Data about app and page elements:
>>>>

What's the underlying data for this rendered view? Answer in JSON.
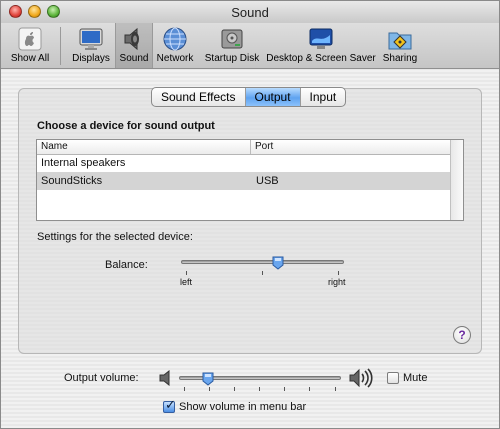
{
  "window": {
    "title": "Sound"
  },
  "toolbar": {
    "items": [
      {
        "label": "Show All",
        "icon": "apple-grid-icon"
      },
      {
        "label": "Displays",
        "icon": "display-icon"
      },
      {
        "label": "Sound",
        "icon": "speaker-icon",
        "selected": true
      },
      {
        "label": "Network",
        "icon": "globe-icon"
      },
      {
        "label": "Startup Disk",
        "icon": "hard-disk-icon"
      },
      {
        "label": "Desktop & Screen Saver",
        "icon": "desktop-icon"
      },
      {
        "label": "Sharing",
        "icon": "sharing-folder-icon"
      }
    ]
  },
  "tabs": [
    {
      "label": "Sound Effects",
      "active": false
    },
    {
      "label": "Output",
      "active": true
    },
    {
      "label": "Input",
      "active": false
    }
  ],
  "output": {
    "heading": "Choose a device for sound output",
    "columns": {
      "name": "Name",
      "port": "Port"
    },
    "devices": [
      {
        "name": "Internal speakers",
        "port": ""
      },
      {
        "name": "SoundSticks",
        "port": "USB",
        "selected": true
      }
    ],
    "settings_label": "Settings for the selected device:",
    "balance": {
      "label": "Balance:",
      "left_label": "left",
      "right_label": "right",
      "value": 0.6
    }
  },
  "help": {
    "label": "?"
  },
  "footer": {
    "output_volume_label": "Output volume:",
    "output_volume_value": 0.15,
    "mute_label": "Mute",
    "mute_checked": false,
    "show_volume_label": "Show volume in menu bar",
    "show_volume_checked": true
  },
  "colors": {
    "accent": "#5fa3f0",
    "selected_row": "#d4d4d4"
  }
}
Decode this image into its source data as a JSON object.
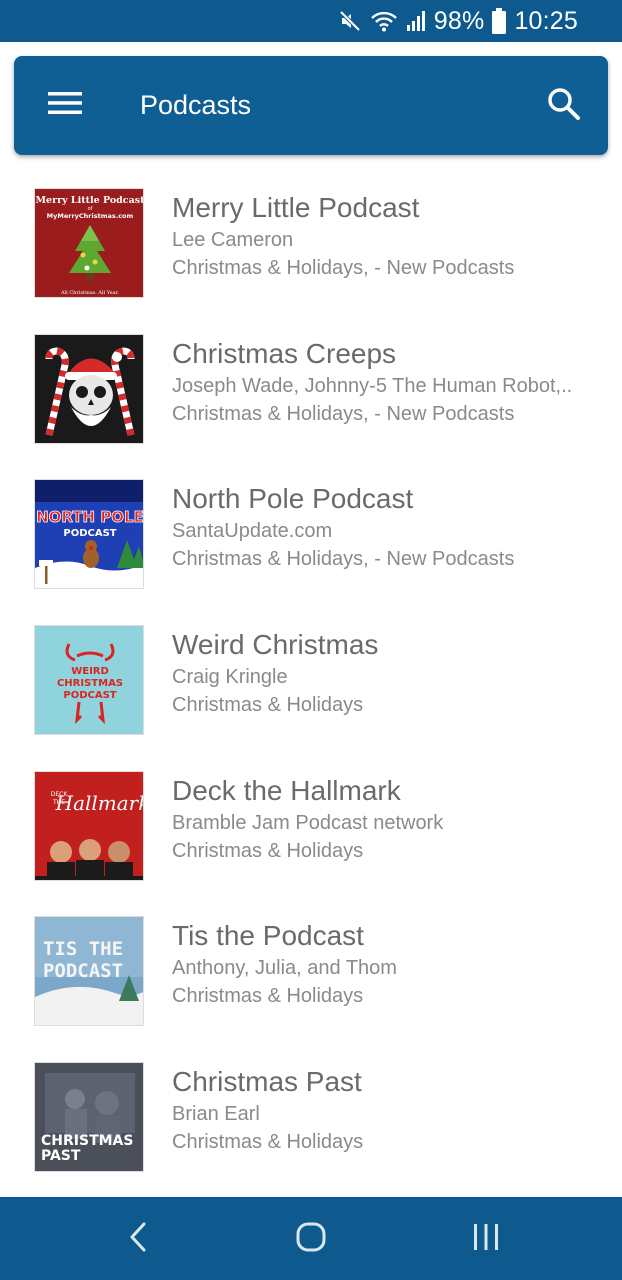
{
  "status_bar": {
    "battery": "98%",
    "time": "10:25",
    "icons": [
      "mute-icon",
      "wifi-icon",
      "signal-icon",
      "battery-icon"
    ]
  },
  "app_bar": {
    "title": "Podcasts",
    "menu_icon": "hamburger-menu-icon",
    "search_icon": "search-icon"
  },
  "podcasts": [
    {
      "title": "Merry Little Podcast",
      "author": "Lee Cameron",
      "category": "Christmas & Holidays, - New Podcasts",
      "art_text": [
        "Merry Little Podcast",
        "of",
        "MyMerryChristmas.com",
        "All Christmas. All Year."
      ]
    },
    {
      "title": "Christmas Creeps",
      "author": "Joseph Wade, Johnny-5 The Human Robot,..",
      "category": "Christmas & Holidays, - New Podcasts"
    },
    {
      "title": "North Pole Podcast",
      "author": "SantaUpdate.com",
      "category": "Christmas & Holidays, - New Podcasts",
      "art_text": [
        "NORTH POLE",
        "PODCAST"
      ]
    },
    {
      "title": "Weird Christmas",
      "author": "Craig Kringle",
      "category": "Christmas & Holidays",
      "art_text": [
        "WEIRD",
        "CHRISTMAS",
        "PODCAST"
      ]
    },
    {
      "title": "Deck the Hallmark",
      "author": "Bramble Jam Podcast network",
      "category": "Christmas & Holidays",
      "art_text": [
        "DECK",
        "THE",
        "Hallmark"
      ]
    },
    {
      "title": "Tis the Podcast",
      "author": "Anthony, Julia, and Thom",
      "category": "Christmas & Holidays",
      "art_text": [
        "TIS THE",
        "PODCAST"
      ]
    },
    {
      "title": "Christmas Past",
      "author": "Brian Earl",
      "category": "Christmas & Holidays",
      "art_text": [
        "CHRISTMAS",
        "PAST"
      ]
    }
  ],
  "nav_bar": {
    "back_icon": "back-icon",
    "home_icon": "home-icon",
    "recents_icon": "recents-icon"
  }
}
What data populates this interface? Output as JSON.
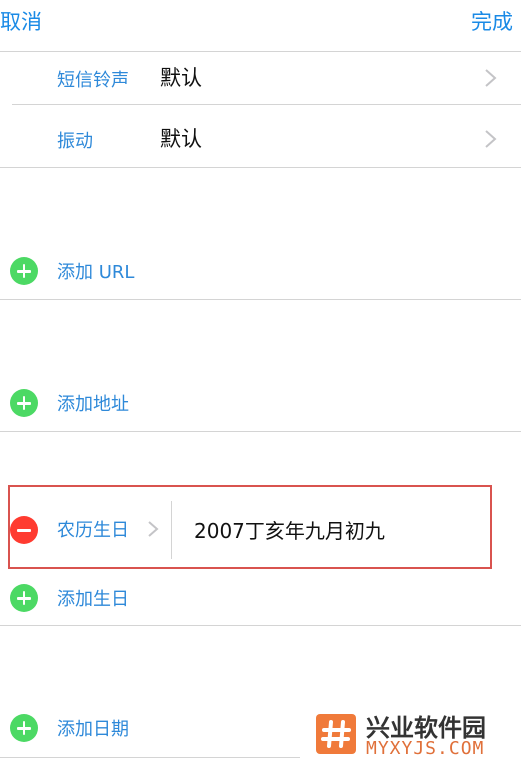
{
  "nav": {
    "cancel_label": "取消",
    "done_label": "完成"
  },
  "settings": [
    {
      "label": "短信铃声",
      "value": "默认"
    },
    {
      "label": "振动",
      "value": "默认"
    }
  ],
  "add_rows": {
    "url": "添加 URL",
    "address": "添加地址",
    "birthday": "添加生日",
    "date": "添加日期"
  },
  "lunar_birthday": {
    "label": "农历生日",
    "value": "2007丁亥年九月初九"
  },
  "watermark": {
    "title": "兴业软件园",
    "url": "MYXYJS.COM"
  },
  "colors": {
    "accent": "#1a8ae6",
    "add_icon": "#4cd964",
    "remove_icon": "#ff3b30",
    "highlight_border": "#d9534f"
  }
}
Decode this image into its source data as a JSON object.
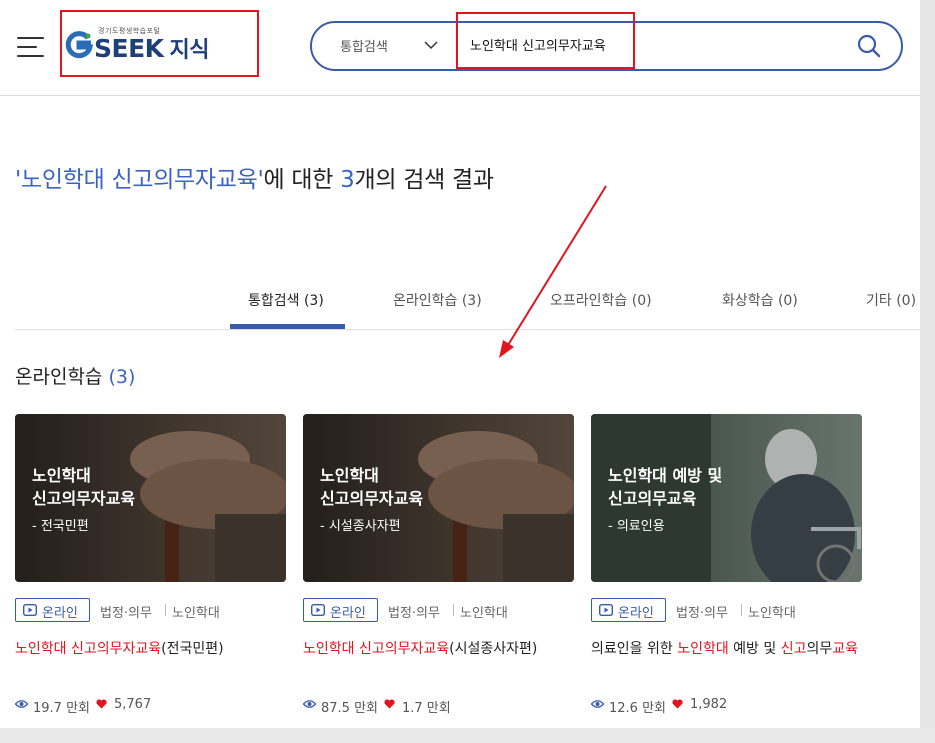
{
  "header": {
    "logo_tagline": "경기도평생학습포털",
    "logo_main": "SEEK",
    "logo_sub": "지식",
    "search_scope": "통합검색",
    "search_query": "노인학대 신고의무자교육"
  },
  "result": {
    "quote_open": "'",
    "query": "노인학대 신고의무자교육",
    "quote_close": "'",
    "mid": "에 대한 ",
    "count": "3",
    "suffix": "개의 검색 결과"
  },
  "tabs": [
    {
      "label": "통합검색 (3)",
      "active": true
    },
    {
      "label": "온라인학습 (3)",
      "active": false
    },
    {
      "label": "오프라인학습 (0)",
      "active": false
    },
    {
      "label": "화상학습 (0)",
      "active": false
    },
    {
      "label": "기타 (0)",
      "active": false
    }
  ],
  "section": {
    "title": "온라인학습",
    "count_open": "(",
    "count": "3",
    "count_close": ")"
  },
  "cards": [
    {
      "thumb_line1": "노인학대",
      "thumb_line2": "신고의무자교육",
      "thumb_sub": "- 전국민편",
      "badge": "온라인",
      "category1": "법정·의무",
      "category2": "노인학대",
      "title_hl1": "노인학대 신고의무자교육",
      "title_rest": "(전국민편)",
      "views": "19.7 만회",
      "likes": "5,767"
    },
    {
      "thumb_line1": "노인학대",
      "thumb_line2": "신고의무자교육",
      "thumb_sub": "- 시설종사자편",
      "badge": "온라인",
      "category1": "법정·의무",
      "category2": "노인학대",
      "title_hl1": "노인학대 신고의무자교육",
      "title_rest": "(시설종사자편)",
      "views": "87.5 만회",
      "likes": "1.7 만회"
    },
    {
      "thumb_line1": "노인학대 예방 및",
      "thumb_line2": "신고의무교육",
      "thumb_sub": "- 의료인용",
      "badge": "온라인",
      "category1": "법정·의무",
      "category2": "노인학대",
      "title_p1": "의료인을 위한 ",
      "title_hl1": "노인학대",
      "title_p2": " 예방 및 ",
      "title_hl2": "신고",
      "title_p3": "의무",
      "title_hl3": "교육",
      "views": "12.6 만회",
      "likes": "1,982"
    }
  ],
  "colors": {
    "accent": "#3a5ba8",
    "highlight": "#e0151e",
    "annotation": "#e0151e"
  }
}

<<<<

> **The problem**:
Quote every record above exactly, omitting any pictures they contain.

> **Answer box**:
What's the underlying data for this rendered view? Answer in JSON.
{
  "window": {
    "title": "Sound"
  },
  "toolbar": {
    "items": [
      {
        "label": "Show All",
        "icon": "apple-grid-icon"
      },
      {
        "label": "Displays",
        "icon": "display-icon"
      },
      {
        "label": "Sound",
        "icon": "speaker-icon",
        "selected": true
      },
      {
        "label": "Network",
        "icon": "globe-icon"
      },
      {
        "label": "Startup Disk",
        "icon": "hard-disk-icon"
      },
      {
        "label": "Desktop & Screen Saver",
        "icon": "desktop-icon"
      },
      {
        "label": "Sharing",
        "icon": "sharing-folder-icon"
      }
    ]
  },
  "tabs": [
    {
      "label": "Sound Effects",
      "active": false
    },
    {
      "label": "Output",
      "active": true
    },
    {
      "label": "Input",
      "active": false
    }
  ],
  "output": {
    "heading": "Choose a device for sound output",
    "columns": {
      "name": "Name",
      "port": "Port"
    },
    "devices": [
      {
        "name": "Internal speakers",
        "port": ""
      },
      {
        "name": "SoundSticks",
        "port": "USB",
        "selected": true
      }
    ],
    "settings_label": "Settings for the selected device:",
    "balance": {
      "label": "Balance:",
      "left_label": "left",
      "right_label": "right",
      "value": 0.6
    }
  },
  "help": {
    "label": "?"
  },
  "footer": {
    "output_volume_label": "Output volume:",
    "output_volume_value": 0.15,
    "mute_label": "Mute",
    "mute_checked": false,
    "show_volume_label": "Show volume in menu bar",
    "show_volume_checked": true
  },
  "colors": {
    "accent": "#5fa3f0",
    "selected_row": "#d4d4d4"
  }
}
Decode this image into its source data as a JSON object.
{
  "status_bar": {
    "battery": "98%",
    "time": "10:25",
    "icons": [
      "mute-icon",
      "wifi-icon",
      "signal-icon",
      "battery-icon"
    ]
  },
  "app_bar": {
    "title": "Podcasts",
    "menu_icon": "hamburger-menu-icon",
    "search_icon": "search-icon"
  },
  "podcasts": [
    {
      "title": "Merry Little Podcast",
      "author": "Lee Cameron",
      "category": "Christmas & Holidays, - New Podcasts",
      "art_text": [
        "Merry Little Podcast",
        "of",
        "MyMerryChristmas.com",
        "All Christmas. All Year."
      ]
    },
    {
      "title": "Christmas Creeps",
      "author": "Joseph Wade, Johnny-5 The Human Robot,..",
      "category": "Christmas & Holidays, - New Podcasts"
    },
    {
      "title": "North Pole Podcast",
      "author": "SantaUpdate.com",
      "category": "Christmas & Holidays, - New Podcasts",
      "art_text": [
        "NORTH POLE",
        "PODCAST"
      ]
    },
    {
      "title": "Weird Christmas",
      "author": "Craig Kringle",
      "category": "Christmas & Holidays",
      "art_text": [
        "WEIRD",
        "CHRISTMAS",
        "PODCAST"
      ]
    },
    {
      "title": "Deck the Hallmark",
      "author": "Bramble Jam Podcast network",
      "category": "Christmas & Holidays",
      "art_text": [
        "DECK",
        "THE",
        "Hallmark"
      ]
    },
    {
      "title": "Tis the Podcast",
      "author": "Anthony, Julia, and Thom",
      "category": "Christmas & Holidays",
      "art_text": [
        "TIS THE",
        "PODCAST"
      ]
    },
    {
      "title": "Christmas Past",
      "author": "Brian Earl",
      "category": "Christmas & Holidays",
      "art_text": [
        "CHRISTMAS",
        "PAST"
      ]
    }
  ],
  "nav_bar": {
    "back_icon": "back-icon",
    "home_icon": "home-icon",
    "recents_icon": "recents-icon"
  }
}
What data populates this interface? Output as JSON.
{
  "nav": {
    "cancel_label": "取消",
    "done_label": "完成"
  },
  "settings": [
    {
      "label": "短信铃声",
      "value": "默认"
    },
    {
      "label": "振动",
      "value": "默认"
    }
  ],
  "add_rows": {
    "url": "添加 URL",
    "address": "添加地址",
    "birthday": "添加生日",
    "date": "添加日期"
  },
  "lunar_birthday": {
    "label": "农历生日",
    "value": "2007丁亥年九月初九"
  },
  "watermark": {
    "title": "兴业软件园",
    "url": "MYXYJS.COM"
  },
  "colors": {
    "accent": "#1a8ae6",
    "add_icon": "#4cd964",
    "remove_icon": "#ff3b30",
    "highlight_border": "#d9534f"
  }
}
Decode this image into its source data as a JSON object.
{
  "header": {
    "logo_tagline": "경기도평생학습포털",
    "logo_main": "SEEK",
    "logo_sub": "지식",
    "search_scope": "통합검색",
    "search_query": "노인학대 신고의무자교육"
  },
  "result": {
    "quote_open": "'",
    "query": "노인학대 신고의무자교육",
    "quote_close": "'",
    "mid": "에 대한 ",
    "count": "3",
    "suffix": "개의 검색 결과"
  },
  "tabs": [
    {
      "label": "통합검색 (3)",
      "active": true
    },
    {
      "label": "온라인학습 (3)",
      "active": false
    },
    {
      "label": "오프라인학습 (0)",
      "active": false
    },
    {
      "label": "화상학습 (0)",
      "active": false
    },
    {
      "label": "기타 (0)",
      "active": false
    }
  ],
  "section": {
    "title": "온라인학습",
    "count_open": "(",
    "count": "3",
    "count_close": ")"
  },
  "cards": [
    {
      "thumb_line1": "노인학대",
      "thumb_line2": "신고의무자교육",
      "thumb_sub": "- 전국민편",
      "badge": "온라인",
      "category1": "법정·의무",
      "category2": "노인학대",
      "title_hl1": "노인학대 신고의무자교육",
      "title_rest": "(전국민편)",
      "views": "19.7 만회",
      "likes": "5,767"
    },
    {
      "thumb_line1": "노인학대",
      "thumb_line2": "신고의무자교육",
      "thumb_sub": "- 시설종사자편",
      "badge": "온라인",
      "category1": "법정·의무",
      "category2": "노인학대",
      "title_hl1": "노인학대 신고의무자교육",
      "title_rest": "(시설종사자편)",
      "views": "87.5 만회",
      "likes": "1.7 만회"
    },
    {
      "thumb_line1": "노인학대 예방 및",
      "thumb_line2": "신고의무교육",
      "thumb_sub": "- 의료인용",
      "badge": "온라인",
      "category1": "법정·의무",
      "category2": "노인학대",
      "title_p1": "의료인을 위한 ",
      "title_hl1": "노인학대",
      "title_p2": " 예방 및 ",
      "title_hl2": "신고",
      "title_p3": "의무",
      "title_hl3": "교육",
      "views": "12.6 만회",
      "likes": "1,982"
    }
  ],
  "colors": {
    "accent": "#3a5ba8",
    "highlight": "#e0151e",
    "annotation": "#e0151e"
  }
}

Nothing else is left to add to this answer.